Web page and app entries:
○ ○ ○ ○

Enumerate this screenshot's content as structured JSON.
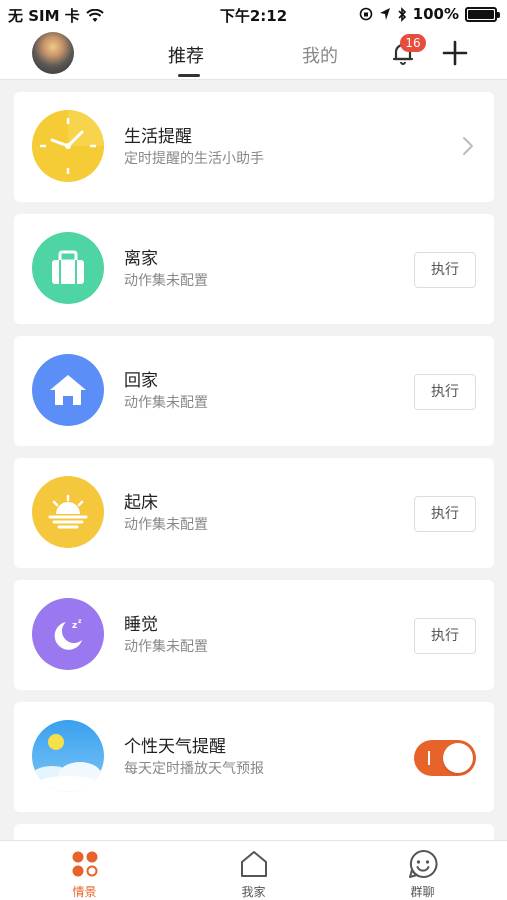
{
  "status_bar": {
    "carrier": "无 SIM 卡",
    "time": "下午2:12",
    "battery": "100%"
  },
  "nav": {
    "tabs": [
      {
        "label": "推荐",
        "active": true
      },
      {
        "label": "我的",
        "active": false
      }
    ],
    "notification_count": "16"
  },
  "cards": [
    {
      "title": "生活提醒",
      "subtitle": "定时提醒的生活小助手",
      "icon": "clock-icon",
      "color": "#f5cc36",
      "action": "chevron"
    },
    {
      "title": "离家",
      "subtitle": "动作集未配置",
      "icon": "suitcase-icon",
      "color": "#4fd4a3",
      "action": "执行"
    },
    {
      "title": "回家",
      "subtitle": "动作集未配置",
      "icon": "house-icon",
      "color": "#5b8ff7",
      "action": "执行"
    },
    {
      "title": "起床",
      "subtitle": "动作集未配置",
      "icon": "sunrise-icon",
      "color": "#f5c73c",
      "action": "执行"
    },
    {
      "title": "睡觉",
      "subtitle": "动作集未配置",
      "icon": "moon-icon",
      "color": "#9a78f0",
      "action": "执行"
    },
    {
      "title": "个性天气提醒",
      "subtitle": "每天定时播放天气预报",
      "icon": "weather-icon",
      "color": "#47a9f0",
      "action": "toggle-on"
    }
  ],
  "tab_bar": {
    "items": [
      {
        "label": "情景",
        "icon": "scenes-icon",
        "active": true
      },
      {
        "label": "我家",
        "icon": "home-icon",
        "active": false
      },
      {
        "label": "群聊",
        "icon": "smiley-chat-icon",
        "active": false
      }
    ]
  },
  "colors": {
    "accent": "#e8632a",
    "badge": "#e74c3c",
    "background": "#f2f2f2"
  }
}
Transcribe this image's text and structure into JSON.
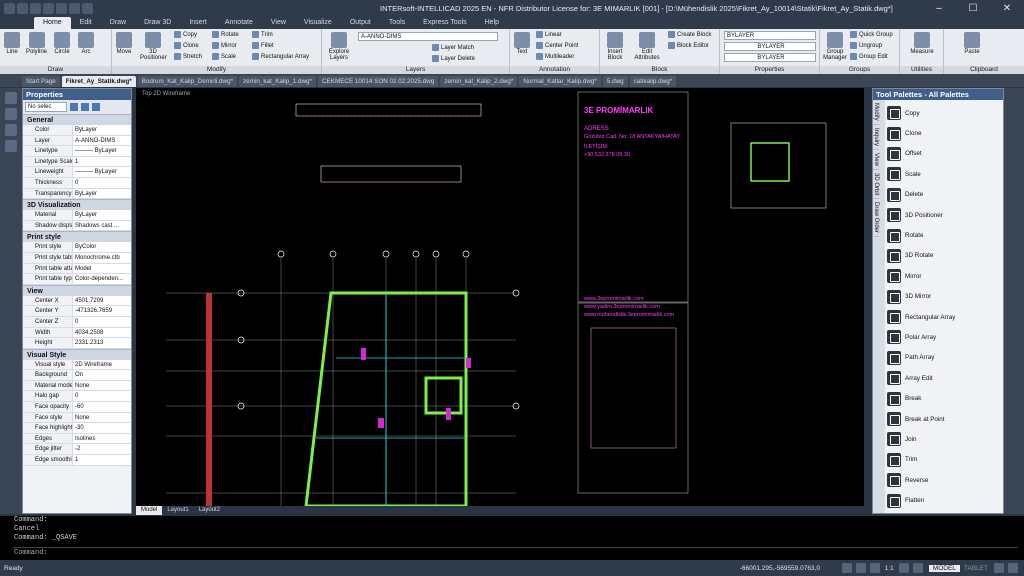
{
  "app": {
    "title": "INTERsoft-INTELLICAD 2025 EN - NFR Distributor License for: 3E MIMARLIK [001] - [D:\\Mühendislik 2025\\Fikret_Ay_10014\\Statik\\Fikret_Ay_Statik.dwg*]"
  },
  "menu_tabs": [
    "Home",
    "Edit",
    "Draw",
    "Draw 3D",
    "Insert",
    "Annotate",
    "View",
    "Visualize",
    "Output",
    "Tools",
    "Express Tools",
    "Help"
  ],
  "ribbon": {
    "draw": {
      "title": "Draw",
      "line": "Line",
      "polyline": "Polyline",
      "circle": "Circle",
      "arc": "Arc"
    },
    "modify": {
      "title": "Modify",
      "move": "Move",
      "positioner": "3D Positioner",
      "copy": "Copy",
      "clone": "Clone",
      "stretch": "Stretch",
      "rotate": "Rotate",
      "mirror": "Mirror",
      "scale": "Scale",
      "trim": "Trim",
      "fillet": "Fillet",
      "rect_array": "Rectangular Array"
    },
    "layers": {
      "title": "Layers",
      "explore": "Explore Layers",
      "current": "A-ANNO-DIMS",
      "match": "Layer Match",
      "delete": "Layer Delete"
    },
    "annotation": {
      "title": "Annotation",
      "text": "Text",
      "linear": "Linear",
      "center_point": "Center Point",
      "multileader": "Multileader"
    },
    "block": {
      "title": "Block",
      "insert": "Insert Block",
      "edit_attr": "Edit Attributes",
      "create": "Create Block",
      "editor": "Block Editor"
    },
    "properties": {
      "title": "Properties",
      "color": "BYLAYER",
      "linetype": "BYLAYER",
      "lineweight": "BYLAYER"
    },
    "groups": {
      "title": "Groups",
      "manager": "Group Manager",
      "quick": "Quick Group",
      "ungroup": "Ungroup",
      "edit": "Group Edit"
    },
    "utilities": {
      "title": "Utilities",
      "measure": "Measure"
    },
    "clipboard": {
      "title": "Clipboard",
      "paste": "Paste"
    }
  },
  "doc_tabs": [
    "Start Page",
    "Fikret_Ay_Statik.dwg*",
    "Bodrum_Kat_Kalip_Demirli.dwg*",
    "zemin_kat_Kalip_1.dwg*",
    "CEKMECE 10014 SON 02.02.2025.dwg",
    "zemin_kat_Kalip_2.dwg*",
    "Normal_Katlar_Kalip.dwg*",
    "5.dwg",
    "catikalip.dwg*"
  ],
  "properties_panel": {
    "title": "Properties",
    "selection": "No selec",
    "sections": [
      {
        "name": "General",
        "rows": [
          [
            "Color",
            "ByLayer"
          ],
          [
            "Layer",
            "A-ANNO-DIMS"
          ],
          [
            "Linetype",
            "——— ByLayer"
          ],
          [
            "Linetype Scale",
            "1"
          ],
          [
            "Lineweight",
            "——— ByLayer"
          ],
          [
            "Thickness",
            "0"
          ],
          [
            "Transparency",
            "ByLayer"
          ]
        ]
      },
      {
        "name": "3D Visualization",
        "rows": [
          [
            "Material",
            "ByLayer"
          ],
          [
            "Shadow display",
            "Shadows cast ..."
          ]
        ]
      },
      {
        "name": "Print style",
        "rows": [
          [
            "Print style",
            "ByColor"
          ],
          [
            "Print style table",
            "Monochrome.ctb"
          ],
          [
            "Print table attac...",
            "Model"
          ],
          [
            "Print table type",
            "Color-dependen..."
          ]
        ]
      },
      {
        "name": "View",
        "rows": [
          [
            "Center X",
            "4501.7209"
          ],
          [
            "Center Y",
            "-471326.7659"
          ],
          [
            "Center Z",
            "0"
          ],
          [
            "Width",
            "4034.2508"
          ],
          [
            "Height",
            "2331.2313"
          ]
        ]
      },
      {
        "name": "Visual Style",
        "rows": [
          [
            "Visual style",
            "2D Wireframe"
          ],
          [
            "Background",
            "On"
          ],
          [
            "Material mode",
            "None"
          ],
          [
            "Halo gap",
            "0"
          ],
          [
            "Face opacity",
            "-60"
          ],
          [
            "Face style",
            "None"
          ],
          [
            "Face highlight",
            "-30"
          ],
          [
            "Edges",
            "Isolines"
          ],
          [
            "Edge jitter",
            "-2"
          ],
          [
            "Edge smoothing",
            "1"
          ]
        ]
      }
    ]
  },
  "canvas": {
    "viewport_label": "Top  2D Wireframe",
    "company": "3E PROMİMARLIK",
    "address_label": "ADRESS:",
    "address": "Gözütez Cad. No: 18 ANTAKYA/HATAY",
    "contact_label": "İLETİŞİM:",
    "phone": "+90 532 378 05 30",
    "web1": "www.3epromimarlik.com",
    "web2": "www.yadim.3epromimarlik.com",
    "web3": "www.muhendislik.3epromimarlik.com"
  },
  "layout_tabs": [
    "Model",
    "Layout1",
    "Layout2"
  ],
  "tool_palette": {
    "title": "Tool Palettes - All Palettes",
    "side_tabs": [
      "Modify",
      "Inquiry",
      "View",
      "3D Orbit",
      "Draw Order"
    ],
    "tools": [
      "Copy",
      "Clone",
      "Offset",
      "Scale",
      "Delete",
      "3D Positioner",
      "Rotate",
      "3D Rotate",
      "Mirror",
      "3D Mirror",
      "Rectangular Array",
      "Polar Array",
      "Path Array",
      "Array Edit",
      "Break",
      "Break at Point",
      "Join",
      "Trim",
      "Reverse",
      "Flatten"
    ]
  },
  "command_line": [
    "Command:",
    "Cancel",
    "Command: _QSAVE"
  ],
  "command_prompt": "Command:",
  "status": {
    "ready": "Ready",
    "coords": "-66001.295,-569559.0763,0",
    "scale": "1:1",
    "mode": "MODEL",
    "tablet": "TABLET"
  }
}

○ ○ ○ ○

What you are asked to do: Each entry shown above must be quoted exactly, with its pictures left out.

Task response:
Enumerate this screenshot's content as structured JSON.
{
  "status_bar": {
    "carrier": "无 SIM 卡",
    "time": "下午2:12",
    "battery": "100%"
  },
  "nav": {
    "tabs": [
      {
        "label": "推荐",
        "active": true
      },
      {
        "label": "我的",
        "active": false
      }
    ],
    "notification_count": "16"
  },
  "cards": [
    {
      "title": "生活提醒",
      "subtitle": "定时提醒的生活小助手",
      "icon": "clock-icon",
      "color": "#f5cc36",
      "action": "chevron"
    },
    {
      "title": "离家",
      "subtitle": "动作集未配置",
      "icon": "suitcase-icon",
      "color": "#4fd4a3",
      "action": "执行"
    },
    {
      "title": "回家",
      "subtitle": "动作集未配置",
      "icon": "house-icon",
      "color": "#5b8ff7",
      "action": "执行"
    },
    {
      "title": "起床",
      "subtitle": "动作集未配置",
      "icon": "sunrise-icon",
      "color": "#f5c73c",
      "action": "执行"
    },
    {
      "title": "睡觉",
      "subtitle": "动作集未配置",
      "icon": "moon-icon",
      "color": "#9a78f0",
      "action": "执行"
    },
    {
      "title": "个性天气提醒",
      "subtitle": "每天定时播放天气预报",
      "icon": "weather-icon",
      "color": "#47a9f0",
      "action": "toggle-on"
    }
  ],
  "tab_bar": {
    "items": [
      {
        "label": "情景",
        "icon": "scenes-icon",
        "active": true
      },
      {
        "label": "我家",
        "icon": "home-icon",
        "active": false
      },
      {
        "label": "群聊",
        "icon": "smiley-chat-icon",
        "active": false
      }
    ]
  },
  "colors": {
    "accent": "#e8632a",
    "badge": "#e74c3c",
    "background": "#f2f2f2"
  }
}
Transcribe this image's text and structure into JSON.
{
  "app": {
    "title": "INTERsoft-INTELLICAD 2025 EN - NFR Distributor License for: 3E MIMARLIK [001] - [D:\\Mühendislik 2025\\Fikret_Ay_10014\\Statik\\Fikret_Ay_Statik.dwg*]"
  },
  "menu_tabs": [
    "Home",
    "Edit",
    "Draw",
    "Draw 3D",
    "Insert",
    "Annotate",
    "View",
    "Visualize",
    "Output",
    "Tools",
    "Express Tools",
    "Help"
  ],
  "ribbon": {
    "draw": {
      "title": "Draw",
      "line": "Line",
      "polyline": "Polyline",
      "circle": "Circle",
      "arc": "Arc"
    },
    "modify": {
      "title": "Modify",
      "move": "Move",
      "positioner": "3D Positioner",
      "copy": "Copy",
      "clone": "Clone",
      "stretch": "Stretch",
      "rotate": "Rotate",
      "mirror": "Mirror",
      "scale": "Scale",
      "trim": "Trim",
      "fillet": "Fillet",
      "rect_array": "Rectangular Array"
    },
    "layers": {
      "title": "Layers",
      "explore": "Explore Layers",
      "current": "A-ANNO-DIMS",
      "match": "Layer Match",
      "delete": "Layer Delete"
    },
    "annotation": {
      "title": "Annotation",
      "text": "Text",
      "linear": "Linear",
      "center_point": "Center Point",
      "multileader": "Multileader"
    },
    "block": {
      "title": "Block",
      "insert": "Insert Block",
      "edit_attr": "Edit Attributes",
      "create": "Create Block",
      "editor": "Block Editor"
    },
    "properties": {
      "title": "Properties",
      "color": "BYLAYER",
      "linetype": "BYLAYER",
      "lineweight": "BYLAYER"
    },
    "groups": {
      "title": "Groups",
      "manager": "Group Manager",
      "quick": "Quick Group",
      "ungroup": "Ungroup",
      "edit": "Group Edit"
    },
    "utilities": {
      "title": "Utilities",
      "measure": "Measure"
    },
    "clipboard": {
      "title": "Clipboard",
      "paste": "Paste"
    }
  },
  "doc_tabs": [
    "Start Page",
    "Fikret_Ay_Statik.dwg*",
    "Bodrum_Kat_Kalip_Demirli.dwg*",
    "zemin_kat_Kalip_1.dwg*",
    "CEKMECE 10014 SON 02.02.2025.dwg",
    "zemin_kat_Kalip_2.dwg*",
    "Normal_Katlar_Kalip.dwg*",
    "5.dwg",
    "catikalip.dwg*"
  ],
  "properties_panel": {
    "title": "Properties",
    "selection": "No selec",
    "sections": [
      {
        "name": "General",
        "rows": [
          [
            "Color",
            "ByLayer"
          ],
          [
            "Layer",
            "A-ANNO-DIMS"
          ],
          [
            "Linetype",
            "——— ByLayer"
          ],
          [
            "Linetype Scale",
            "1"
          ],
          [
            "Lineweight",
            "——— ByLayer"
          ],
          [
            "Thickness",
            "0"
          ],
          [
            "Transparency",
            "ByLayer"
          ]
        ]
      },
      {
        "name": "3D Visualization",
        "rows": [
          [
            "Material",
            "ByLayer"
          ],
          [
            "Shadow display",
            "Shadows cast ..."
          ]
        ]
      },
      {
        "name": "Print style",
        "rows": [
          [
            "Print style",
            "ByColor"
          ],
          [
            "Print style table",
            "Monochrome.ctb"
          ],
          [
            "Print table attac...",
            "Model"
          ],
          [
            "Print table type",
            "Color-dependen..."
          ]
        ]
      },
      {
        "name": "View",
        "rows": [
          [
            "Center X",
            "4501.7209"
          ],
          [
            "Center Y",
            "-471326.7659"
          ],
          [
            "Center Z",
            "0"
          ],
          [
            "Width",
            "4034.2508"
          ],
          [
            "Height",
            "2331.2313"
          ]
        ]
      },
      {
        "name": "Visual Style",
        "rows": [
          [
            "Visual style",
            "2D Wireframe"
          ],
          [
            "Background",
            "On"
          ],
          [
            "Material mode",
            "None"
          ],
          [
            "Halo gap",
            "0"
          ],
          [
            "Face opacity",
            "-60"
          ],
          [
            "Face style",
            "None"
          ],
          [
            "Face highlight",
            "-30"
          ],
          [
            "Edges",
            "Isolines"
          ],
          [
            "Edge jitter",
            "-2"
          ],
          [
            "Edge smoothing",
            "1"
          ]
        ]
      }
    ]
  },
  "canvas": {
    "viewport_label": "Top  2D Wireframe",
    "company": "3E PROMİMARLIK",
    "address_label": "ADRESS:",
    "address": "Gözütez Cad. No: 18 ANTAKYA/HATAY",
    "contact_label": "İLETİŞİM:",
    "phone": "+90 532 378 05 30",
    "web1": "www.3epromimarlik.com",
    "web2": "www.yadim.3epromimarlik.com",
    "web3": "www.muhendislik.3epromimarlik.com"
  },
  "layout_tabs": [
    "Model",
    "Layout1",
    "Layout2"
  ],
  "tool_palette": {
    "title": "Tool Palettes - All Palettes",
    "side_tabs": [
      "Modify",
      "Inquiry",
      "View",
      "3D Orbit",
      "Draw Order"
    ],
    "tools": [
      "Copy",
      "Clone",
      "Offset",
      "Scale",
      "Delete",
      "3D Positioner",
      "Rotate",
      "3D Rotate",
      "Mirror",
      "3D Mirror",
      "Rectangular Array",
      "Polar Array",
      "Path Array",
      "Array Edit",
      "Break",
      "Break at Point",
      "Join",
      "Trim",
      "Reverse",
      "Flatten"
    ]
  },
  "command_line": [
    "Command:",
    "Cancel",
    "Command: _QSAVE"
  ],
  "command_prompt": "Command:",
  "status": {
    "ready": "Ready",
    "coords": "-66001.295,-569559.0763,0",
    "scale": "1:1",
    "mode": "MODEL",
    "tablet": "TABLET"
  }
}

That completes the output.